Statistically, I’m either gay, diseased, a single parent, living below the poverty line or all of them
Scrolling idly through Ceefax (the BBC’s teletext news service) this evening I came across an item that will change my life: it will turn me into an introverted hermit, or at the very least will ensure I don’t kiss any of my neighbours this Christmas.
You’ll have to check my figures here because I wouldn’t get a pass even in today’s maths exams. However, it’s this: “…it emerged that there were half a million new STI cases in 2009, a 3% rise on the year before.”
OK, here we go, and talking in broad round figures: if 3% = 500,000, then 100% = 16,000,000. That is, there are approximately 16,000,000 STI infections in the UK.
The population of the UK is 61,792,000 (give or take a few recent births, deaths, immigrations, emigrations and deportations). That means that 16,000,000 in 62,000,000 UK residents have an STI; or, to avoid bits of people, one in every four is infected.
There are three people in this house.

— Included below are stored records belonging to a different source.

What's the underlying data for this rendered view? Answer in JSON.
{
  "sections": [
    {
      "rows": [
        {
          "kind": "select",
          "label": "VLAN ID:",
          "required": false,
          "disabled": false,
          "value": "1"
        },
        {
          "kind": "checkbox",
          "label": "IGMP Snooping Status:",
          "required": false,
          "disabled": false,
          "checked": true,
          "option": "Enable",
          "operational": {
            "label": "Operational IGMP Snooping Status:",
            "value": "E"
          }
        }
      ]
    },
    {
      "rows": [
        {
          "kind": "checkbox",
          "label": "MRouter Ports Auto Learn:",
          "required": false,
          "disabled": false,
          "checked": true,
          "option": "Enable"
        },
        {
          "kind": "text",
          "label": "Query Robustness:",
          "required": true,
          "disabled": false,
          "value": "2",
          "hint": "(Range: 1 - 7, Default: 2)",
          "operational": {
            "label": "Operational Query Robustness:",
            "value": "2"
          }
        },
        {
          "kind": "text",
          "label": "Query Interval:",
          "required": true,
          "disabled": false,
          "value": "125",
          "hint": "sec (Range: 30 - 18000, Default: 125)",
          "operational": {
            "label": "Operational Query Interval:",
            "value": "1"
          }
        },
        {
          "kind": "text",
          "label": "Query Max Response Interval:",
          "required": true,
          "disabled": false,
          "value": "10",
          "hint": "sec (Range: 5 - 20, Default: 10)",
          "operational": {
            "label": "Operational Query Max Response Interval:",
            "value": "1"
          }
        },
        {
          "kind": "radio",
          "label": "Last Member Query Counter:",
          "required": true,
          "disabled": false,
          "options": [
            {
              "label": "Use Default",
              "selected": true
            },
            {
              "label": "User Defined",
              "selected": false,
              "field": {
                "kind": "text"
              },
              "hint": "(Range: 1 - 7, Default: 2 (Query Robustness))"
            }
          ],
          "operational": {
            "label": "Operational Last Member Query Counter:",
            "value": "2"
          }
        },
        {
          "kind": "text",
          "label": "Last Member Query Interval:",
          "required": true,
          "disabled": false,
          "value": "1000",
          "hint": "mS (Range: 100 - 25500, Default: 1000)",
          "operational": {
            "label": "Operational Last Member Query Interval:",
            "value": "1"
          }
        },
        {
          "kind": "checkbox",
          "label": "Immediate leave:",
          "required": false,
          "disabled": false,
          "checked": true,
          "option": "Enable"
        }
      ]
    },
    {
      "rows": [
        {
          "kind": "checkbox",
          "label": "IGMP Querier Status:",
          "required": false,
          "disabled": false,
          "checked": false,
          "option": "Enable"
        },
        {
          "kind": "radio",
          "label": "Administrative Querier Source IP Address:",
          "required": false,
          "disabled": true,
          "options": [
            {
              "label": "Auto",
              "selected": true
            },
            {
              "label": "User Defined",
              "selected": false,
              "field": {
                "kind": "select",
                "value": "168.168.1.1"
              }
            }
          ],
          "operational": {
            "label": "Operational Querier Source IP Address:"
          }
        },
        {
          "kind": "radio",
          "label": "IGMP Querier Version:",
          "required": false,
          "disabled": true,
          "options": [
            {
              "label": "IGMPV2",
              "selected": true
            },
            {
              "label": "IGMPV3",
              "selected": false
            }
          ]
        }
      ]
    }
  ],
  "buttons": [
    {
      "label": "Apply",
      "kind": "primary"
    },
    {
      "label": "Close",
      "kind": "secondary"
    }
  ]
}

Next door, to my left is a family of four. And on my right is a single parent with one child. So that’s a total of nine people in the three houses. Statistically, two of those nine people have a sexually transmitted infection. But nobody in my house has an STI. That means there is a high likelihood that I am surrounded by STIs! Like I said, I’m not kissing anyone anymore…
These figures are sacrosanct. I got them from the BBC. That means I must either believe that I am surrounded by sexually transmitted infections, or I must doubt every single statistic I come across. And that would include things like computer virus infections, money lost to online fraud, hours lost through misuse of the internet…
Hmm. I’ll have to think about this one.
France is getting terribly upset. It appears that Google has resumed its Street View filming too soon. According to Reuters (Mon Aug 23)
France’s National Commission on Computing and Liberty (CNIL) said it was “premature” for Google to restart its collection of street images, given that its investigation of those activities is still not complete.
After Google admitted on May 14 that its Street View cars had collected not just photos but also communications data from unencrypted Wi-Fi networks as they drove around, CNIL ordered Google to stop collecting such data without the knowledge of those concerned. The CNIL said it wanted to make sure Google did not collect such data illegally in future, and to provide CNIL with information about the way it collected such data for use in its Street View service. Google gave CNIL access to the data on June 4.
Now, let me see… Is this the same France that values its citizens’ privacy so much that it appears to be on the verge of installing spyware on their computers? According to EDRI (the European Digital Rights organization)
Hadopi (the French Authority for the implementation of the 3 strikes law) did not make public the document regarding the draft specifications of the security measures for the Internet (part of the three strikes system), although the document should lay at the basis of a public consultation.
However, under the pretext that the document was a preparatory one, the authority decided to treat it as confidential. The website Numerama.com has made the document public on the basis of the right to information and having in view that a public consultation should rely on a public document and not a confidential one.
According to the document, French Internet users could soon be required to install spyware on their PCs tracking down their searching habits and analysing the applications installed on their PCs, in order to prevent “file-sharing piracy”.
See Exclusif : le document secret de l’Hadopi sur les moyens de sécurisation for further information (if you read French).
To be fair, although this comment is specifically about France, just about every government in the world is hypocritical in its attitude towards personal privacy. Except perhaps Britain and China. Neither of those countries make much pretence about caring about their people’s rights at all: and are therefore innocent of hypocrisy.
Back in January I wrote: Jobs’ megalomania: the fatal flaw of a tragic hero. I was wrong. Jobs isn’t a pathological egotist suffering from delusions of grandeur – but I’m afraid I can’t think of the term that describes someone who thinks he is God.
His company, an erstwhile hero of mine, Apple, has applied for a patent for which EFF has had to invent a new word: traitorware.
In other words, Apple will know who you are, where you are, and what you are doing and saying and even how fast your heart is beating. In some embodiments of Apple’s “invention,” this information “can be gathered every time the electronic device is turned on, unlocked, or used.” When an “unauthorized use” is detected, Apple can contact a “responsible party.” A “responsible party” may be the device’s owner, it may also be “proper authorities or the police.”
Apple does not explain what it will do with all of this collected information on its users, how long it will maintain this information, how it will use this information, or if it will share this information with other third parties. We know based on long experience that if Apple collects this information, law enforcement will come for it, and may even order Apple to turn it on for reasons other than simply returning a lost phone to its owner.
This patent is downright creepy and invasive…
Steve Jobs Is Watching You: Apple Seeking to Patent Spyware
No matter. Nietzsche has an answer to the fallacy of God. We must stop believing in Apple. Then we will have killed Apple. I think it is time to fall out of love with Apple, and to return to the secularism of open systems.